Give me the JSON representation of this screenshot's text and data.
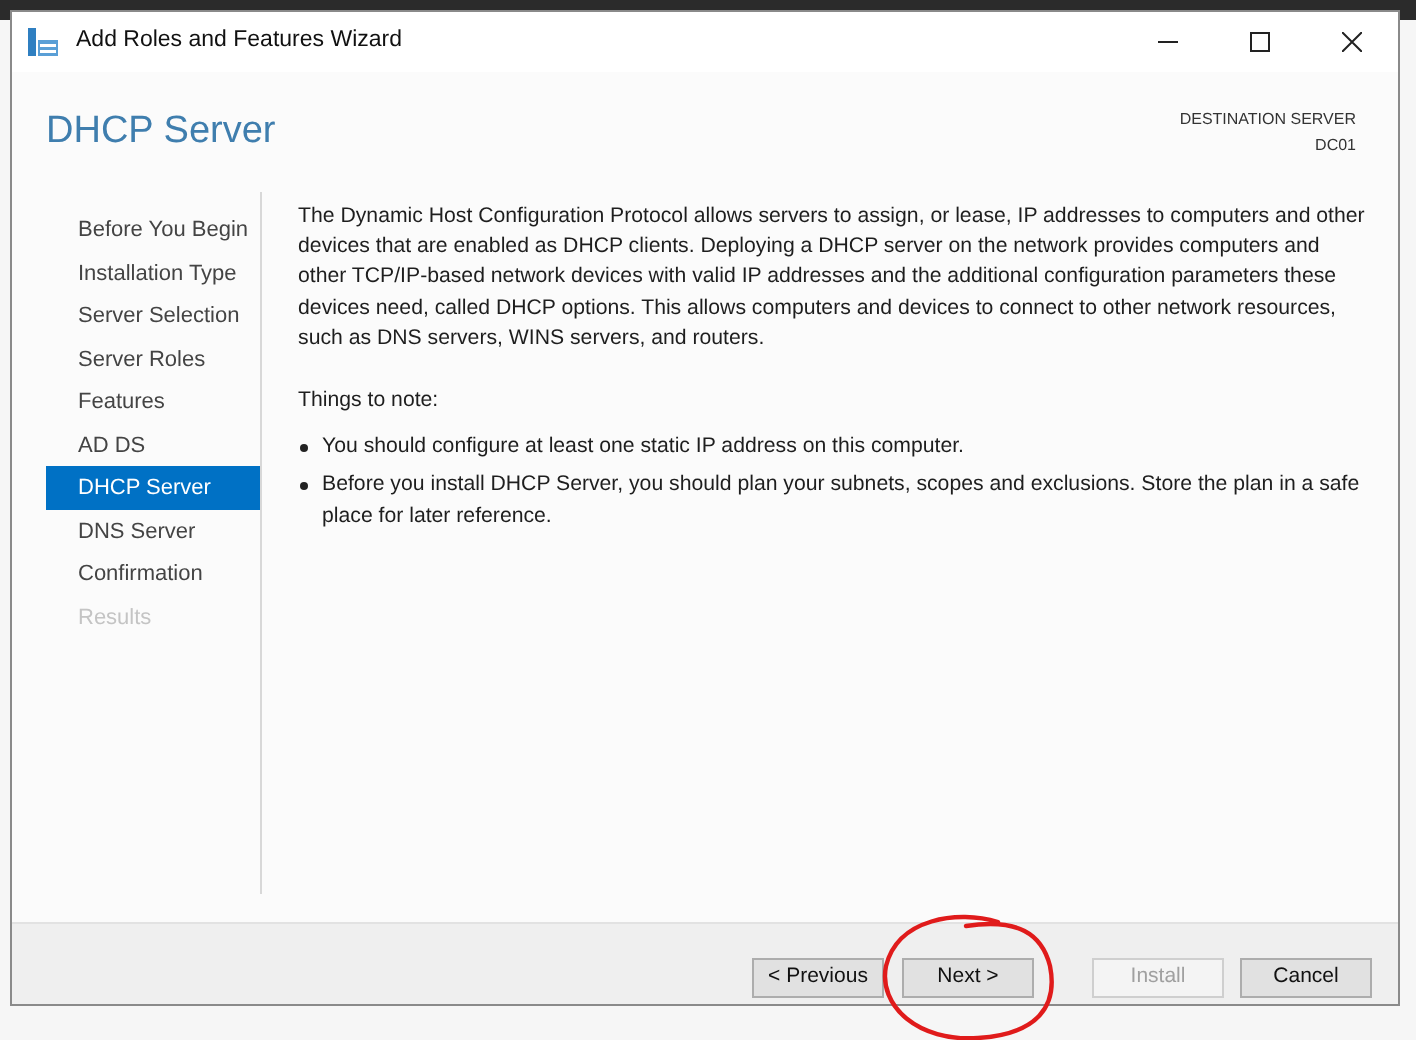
{
  "window": {
    "title": "Add Roles and Features Wizard"
  },
  "header": {
    "title": "DHCP Server",
    "destination_label": "DESTINATION SERVER",
    "destination_server": "DC01"
  },
  "steps": [
    {
      "label": "Before You Begin",
      "selected": false,
      "disabled": false
    },
    {
      "label": "Installation Type",
      "selected": false,
      "disabled": false
    },
    {
      "label": "Server Selection",
      "selected": false,
      "disabled": false
    },
    {
      "label": "Server Roles",
      "selected": false,
      "disabled": false
    },
    {
      "label": "Features",
      "selected": false,
      "disabled": false
    },
    {
      "label": "AD DS",
      "selected": false,
      "disabled": false
    },
    {
      "label": "DHCP Server",
      "selected": true,
      "disabled": false
    },
    {
      "label": "DNS Server",
      "selected": false,
      "disabled": false
    },
    {
      "label": "Confirmation",
      "selected": false,
      "disabled": false
    },
    {
      "label": "Results",
      "selected": false,
      "disabled": true
    }
  ],
  "content": {
    "description": "The Dynamic Host Configuration Protocol allows servers to assign, or lease, IP addresses to computers and other devices that are enabled as DHCP clients. Deploying a DHCP server on the network provides computers and other TCP/IP-based network devices with valid IP addresses and the additional configuration parameters these devices need, called DHCP options. This allows computers and devices to connect to other network resources, such as DNS servers, WINS servers, and routers.",
    "note_heading": "Things to note:",
    "notes": [
      "You should configure at least one static IP address on this computer.",
      "Before you install DHCP Server, you should plan your subnets, scopes and exclusions. Store the plan in a safe place for later reference."
    ]
  },
  "buttons": [
    {
      "label": "< Previous",
      "disabled": false,
      "circled": false
    },
    {
      "label": "Next >",
      "disabled": false,
      "circled": true
    },
    {
      "label": "Install",
      "disabled": true,
      "circled": false
    },
    {
      "label": "Cancel",
      "disabled": false,
      "circled": false
    }
  ]
}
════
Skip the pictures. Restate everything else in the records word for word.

Reply:
Give me the JSON representation of this screenshot's text and data.
{
  "window": {
    "title": "Add Roles and Features Wizard"
  },
  "header": {
    "title": "DHCP Server",
    "destination_label": "DESTINATION SERVER",
    "destination_server": "DC01"
  },
  "steps": [
    {
      "label": "Before You Begin",
      "selected": false,
      "disabled": false
    },
    {
      "label": "Installation Type",
      "selected": false,
      "disabled": false
    },
    {
      "label": "Server Selection",
      "selected": false,
      "disabled": false
    },
    {
      "label": "Server Roles",
      "selected": false,
      "disabled": false
    },
    {
      "label": "Features",
      "selected": false,
      "disabled": false
    },
    {
      "label": "AD DS",
      "selected": false,
      "disabled": false
    },
    {
      "label": "DHCP Server",
      "selected": true,
      "disabled": false
    },
    {
      "label": "DNS Server",
      "selected": false,
      "disabled": false
    },
    {
      "label": "Confirmation",
      "selected": false,
      "disabled": false
    },
    {
      "label": "Results",
      "selected": false,
      "disabled": true
    }
  ],
  "content": {
    "description": "The Dynamic Host Configuration Protocol allows servers to assign, or lease, IP addresses to computers and other devices that are enabled as DHCP clients. Deploying a DHCP server on the network provides computers and other TCP/IP-based network devices with valid IP addresses and the additional configuration parameters these devices need, called DHCP options. This allows computers and devices to connect to other network resources, such as DNS servers, WINS servers, and routers.",
    "note_heading": "Things to note:",
    "notes": [
      "You should configure at least one static IP address on this computer.",
      "Before you install DHCP Server, you should plan your subnets, scopes and exclusions. Store the plan in a safe place for later reference."
    ]
  },
  "buttons": [
    {
      "label": "< Previous",
      "disabled": false,
      "circled": false
    },
    {
      "label": "Next >",
      "disabled": false,
      "circled": true
    },
    {
      "label": "Install",
      "disabled": true,
      "circled": false
    },
    {
      "label": "Cancel",
      "disabled": false,
      "circled": false
    }
  ]
}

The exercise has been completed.